═════ EXERCISE DATA ═════
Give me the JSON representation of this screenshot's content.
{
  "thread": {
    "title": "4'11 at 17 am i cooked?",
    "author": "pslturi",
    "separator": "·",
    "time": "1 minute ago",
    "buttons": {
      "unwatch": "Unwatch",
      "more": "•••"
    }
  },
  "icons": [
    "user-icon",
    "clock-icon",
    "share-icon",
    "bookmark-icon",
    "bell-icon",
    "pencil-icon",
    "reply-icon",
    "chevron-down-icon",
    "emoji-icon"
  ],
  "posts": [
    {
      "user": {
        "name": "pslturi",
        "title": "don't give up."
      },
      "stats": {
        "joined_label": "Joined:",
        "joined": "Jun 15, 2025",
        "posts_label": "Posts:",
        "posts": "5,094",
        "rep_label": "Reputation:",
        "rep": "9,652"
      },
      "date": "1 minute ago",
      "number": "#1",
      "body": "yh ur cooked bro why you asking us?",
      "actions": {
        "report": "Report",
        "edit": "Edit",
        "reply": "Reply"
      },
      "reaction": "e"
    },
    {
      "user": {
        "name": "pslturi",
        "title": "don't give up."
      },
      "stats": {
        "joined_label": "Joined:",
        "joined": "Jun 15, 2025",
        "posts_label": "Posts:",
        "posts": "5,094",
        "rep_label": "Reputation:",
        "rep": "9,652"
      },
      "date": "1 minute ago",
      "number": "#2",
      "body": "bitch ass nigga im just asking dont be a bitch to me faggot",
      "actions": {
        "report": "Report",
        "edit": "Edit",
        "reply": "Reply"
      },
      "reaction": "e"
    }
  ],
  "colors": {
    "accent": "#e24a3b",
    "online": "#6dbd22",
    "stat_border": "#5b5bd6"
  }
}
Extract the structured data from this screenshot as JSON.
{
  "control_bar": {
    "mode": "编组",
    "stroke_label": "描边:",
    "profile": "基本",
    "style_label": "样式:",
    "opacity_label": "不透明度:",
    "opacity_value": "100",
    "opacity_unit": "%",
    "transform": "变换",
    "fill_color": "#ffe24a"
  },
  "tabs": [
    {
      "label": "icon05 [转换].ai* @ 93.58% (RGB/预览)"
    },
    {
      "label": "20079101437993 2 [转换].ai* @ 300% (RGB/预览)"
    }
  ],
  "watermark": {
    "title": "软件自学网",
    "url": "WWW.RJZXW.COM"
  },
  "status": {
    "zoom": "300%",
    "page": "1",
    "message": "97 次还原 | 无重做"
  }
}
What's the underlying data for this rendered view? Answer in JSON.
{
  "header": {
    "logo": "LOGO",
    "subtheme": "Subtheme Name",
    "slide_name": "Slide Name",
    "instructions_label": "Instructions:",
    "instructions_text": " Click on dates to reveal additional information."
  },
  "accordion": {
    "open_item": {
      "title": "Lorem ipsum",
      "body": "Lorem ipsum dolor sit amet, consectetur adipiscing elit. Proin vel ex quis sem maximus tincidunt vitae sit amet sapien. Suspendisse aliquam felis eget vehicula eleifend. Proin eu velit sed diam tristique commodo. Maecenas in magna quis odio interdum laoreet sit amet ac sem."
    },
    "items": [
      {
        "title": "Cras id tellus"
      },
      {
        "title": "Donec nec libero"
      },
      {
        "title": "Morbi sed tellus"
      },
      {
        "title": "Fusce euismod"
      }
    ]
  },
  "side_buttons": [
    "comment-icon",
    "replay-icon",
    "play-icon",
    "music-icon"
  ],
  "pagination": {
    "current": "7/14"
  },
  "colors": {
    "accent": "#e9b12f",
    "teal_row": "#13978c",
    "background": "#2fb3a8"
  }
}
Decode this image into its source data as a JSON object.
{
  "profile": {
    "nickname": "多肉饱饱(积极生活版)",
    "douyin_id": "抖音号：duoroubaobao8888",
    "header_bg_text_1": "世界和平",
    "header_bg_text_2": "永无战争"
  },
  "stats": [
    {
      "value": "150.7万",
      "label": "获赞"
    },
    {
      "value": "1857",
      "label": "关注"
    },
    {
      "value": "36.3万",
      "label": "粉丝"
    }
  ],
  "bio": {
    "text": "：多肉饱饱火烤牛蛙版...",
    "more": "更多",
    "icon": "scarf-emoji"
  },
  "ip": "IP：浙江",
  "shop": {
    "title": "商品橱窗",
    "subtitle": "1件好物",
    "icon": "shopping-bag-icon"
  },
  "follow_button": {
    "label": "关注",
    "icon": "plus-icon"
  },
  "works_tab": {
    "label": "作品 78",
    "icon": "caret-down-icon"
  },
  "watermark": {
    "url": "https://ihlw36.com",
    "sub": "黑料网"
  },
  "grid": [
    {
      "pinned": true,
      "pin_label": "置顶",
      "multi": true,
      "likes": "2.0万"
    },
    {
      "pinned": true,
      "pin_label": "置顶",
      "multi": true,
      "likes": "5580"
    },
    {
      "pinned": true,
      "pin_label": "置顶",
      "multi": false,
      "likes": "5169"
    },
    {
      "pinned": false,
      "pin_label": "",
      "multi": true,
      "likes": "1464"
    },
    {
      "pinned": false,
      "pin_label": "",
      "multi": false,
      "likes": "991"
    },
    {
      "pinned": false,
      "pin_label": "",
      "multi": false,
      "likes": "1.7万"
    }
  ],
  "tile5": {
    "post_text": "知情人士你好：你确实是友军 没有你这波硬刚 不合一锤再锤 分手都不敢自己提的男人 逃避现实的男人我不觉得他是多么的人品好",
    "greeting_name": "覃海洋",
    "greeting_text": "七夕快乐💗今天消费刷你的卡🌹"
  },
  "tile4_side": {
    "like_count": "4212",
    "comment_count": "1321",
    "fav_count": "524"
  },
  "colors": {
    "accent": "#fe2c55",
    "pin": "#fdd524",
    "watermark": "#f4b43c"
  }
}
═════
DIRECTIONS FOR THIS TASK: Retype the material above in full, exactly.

PROBLEM SOLUTION:
Give me the JSON representation of this screenshot's content.
{
  "thread": {
    "title": "4'11 at 17 am i cooked?",
    "author": "pslturi",
    "separator": "·",
    "time": "1 minute ago",
    "buttons": {
      "unwatch": "Unwatch",
      "more": "•••"
    }
  },
  "icons": [
    "user-icon",
    "clock-icon",
    "share-icon",
    "bookmark-icon",
    "bell-icon",
    "pencil-icon",
    "reply-icon",
    "chevron-down-icon",
    "emoji-icon"
  ],
  "posts": [
    {
      "user": {
        "name": "pslturi",
        "title": "don't give up."
      },
      "stats": {
        "joined_label": "Joined:",
        "joined": "Jun 15, 2025",
        "posts_label": "Posts:",
        "posts": "5,094",
        "rep_label": "Reputation:",
        "rep": "9,652"
      },
      "date": "1 minute ago",
      "number": "#1",
      "body": "yh ur cooked bro why you asking us?",
      "actions": {
        "report": "Report",
        "edit": "Edit",
        "reply": "Reply"
      },
      "reaction": "e"
    },
    {
      "user": {
        "name": "pslturi",
        "title": "don't give up."
      },
      "stats": {
        "joined_label": "Joined:",
        "joined": "Jun 15, 2025",
        "posts_label": "Posts:",
        "posts": "5,094",
        "rep_label": "Reputation:",
        "rep": "9,652"
      },
      "date": "1 minute ago",
      "number": "#2",
      "body": "bitch ass nigga im just asking dont be a bitch to me faggot",
      "actions": {
        "report": "Report",
        "edit": "Edit",
        "reply": "Reply"
      },
      "reaction": "e"
    }
  ],
  "colors": {
    "accent": "#e24a3b",
    "online": "#6dbd22",
    "stat_border": "#5b5bd6"
  }
}
Extract the structured data from this screenshot as JSON.
{
  "control_bar": {
    "mode": "编组",
    "stroke_label": "描边:",
    "profile": "基本",
    "style_label": "样式:",
    "opacity_label": "不透明度:",
    "opacity_value": "100",
    "opacity_unit": "%",
    "transform": "变换",
    "fill_color": "#ffe24a"
  },
  "tabs": [
    {
      "label": "icon05 [转换].ai* @ 93.58% (RGB/预览)"
    },
    {
      "label": "20079101437993 2 [转换].ai* @ 300% (RGB/预览)"
    }
  ],
  "watermark": {
    "title": "软件自学网",
    "url": "WWW.RJZXW.COM"
  },
  "status": {
    "zoom": "300%",
    "page": "1",
    "message": "97 次还原 | 无重做"
  }
}
What's the underlying data for this rendered view? Answer in JSON.
{
  "header": {
    "logo": "LOGO",
    "subtheme": "Subtheme Name",
    "slide_name": "Slide Name",
    "instructions_label": "Instructions:",
    "instructions_text": " Click on dates to reveal additional information."
  },
  "accordion": {
    "open_item": {
      "title": "Lorem ipsum",
      "body": "Lorem ipsum dolor sit amet, consectetur adipiscing elit. Proin vel ex quis sem maximus tincidunt vitae sit amet sapien. Suspendisse aliquam felis eget vehicula eleifend. Proin eu velit sed diam tristique commodo. Maecenas in magna quis odio interdum laoreet sit amet ac sem."
    },
    "items": [
      {
        "title": "Cras id tellus"
      },
      {
        "title": "Donec nec libero"
      },
      {
        "title": "Morbi sed tellus"
      },
      {
        "title": "Fusce euismod"
      }
    ]
  },
  "side_buttons": [
    "comment-icon",
    "replay-icon",
    "play-icon",
    "music-icon"
  ],
  "pagination": {
    "current": "7/14"
  },
  "colors": {
    "accent": "#e9b12f",
    "teal_row": "#13978c",
    "background": "#2fb3a8"
  }
}
Decode this image into its source data as a JSON object.
{
  "profile": {
    "nickname": "多肉饱饱(积极生活版)",
    "douyin_id": "抖音号：duoroubaobao8888",
    "header_bg_text_1": "世界和平",
    "header_bg_text_2": "永无战争"
  },
  "stats": [
    {
      "value": "150.7万",
      "label": "获赞"
    },
    {
      "value": "1857",
      "label": "关注"
    },
    {
      "value": "36.3万",
      "label": "粉丝"
    }
  ],
  "bio": {
    "text": "：多肉饱饱火烤牛蛙版...",
    "more": "更多",
    "icon": "scarf-emoji"
  },
  "ip": "IP：浙江",
  "shop": {
    "title": "商品橱窗",
    "subtitle": "1件好物",
    "icon": "shopping-bag-icon"
  },
  "follow_button": {
    "label": "关注",
    "icon": "plus-icon"
  },
  "works_tab": {
    "label": "作品 78",
    "icon": "caret-down-icon"
  },
  "watermark": {
    "url": "https://ihlw36.com",
    "sub": "黑料网"
  },
  "grid": [
    {
      "pinned": true,
      "pin_label": "置顶",
      "multi": true,
      "likes": "2.0万"
    },
    {
      "pinned": true,
      "pin_label": "置顶",
      "multi": true,
      "likes": "5580"
    },
    {
      "pinned": true,
      "pin_label": "置顶",
      "multi": false,
      "likes": "5169"
    },
    {
      "pinned": false,
      "pin_label": "",
      "multi": true,
      "likes": "1464"
    },
    {
      "pinned": false,
      "pin_label": "",
      "multi": false,
      "likes": "991"
    },
    {
      "pinned": false,
      "pin_label": "",
      "multi": false,
      "likes": "1.7万"
    }
  ],
  "tile5": {
    "post_text": "知情人士你好：你确实是友军 没有你这波硬刚 不合一锤再锤 分手都不敢自己提的男人 逃避现实的男人我不觉得他是多么的人品好",
    "greeting_name": "覃海洋",
    "greeting_text": "七夕快乐💗今天消费刷你的卡🌹"
  },
  "tile4_side": {
    "like_count": "4212",
    "comment_count": "1321",
    "fav_count": "524"
  },
  "colors": {
    "accent": "#fe2c55",
    "pin": "#fdd524",
    "watermark": "#f4b43c"
  }
}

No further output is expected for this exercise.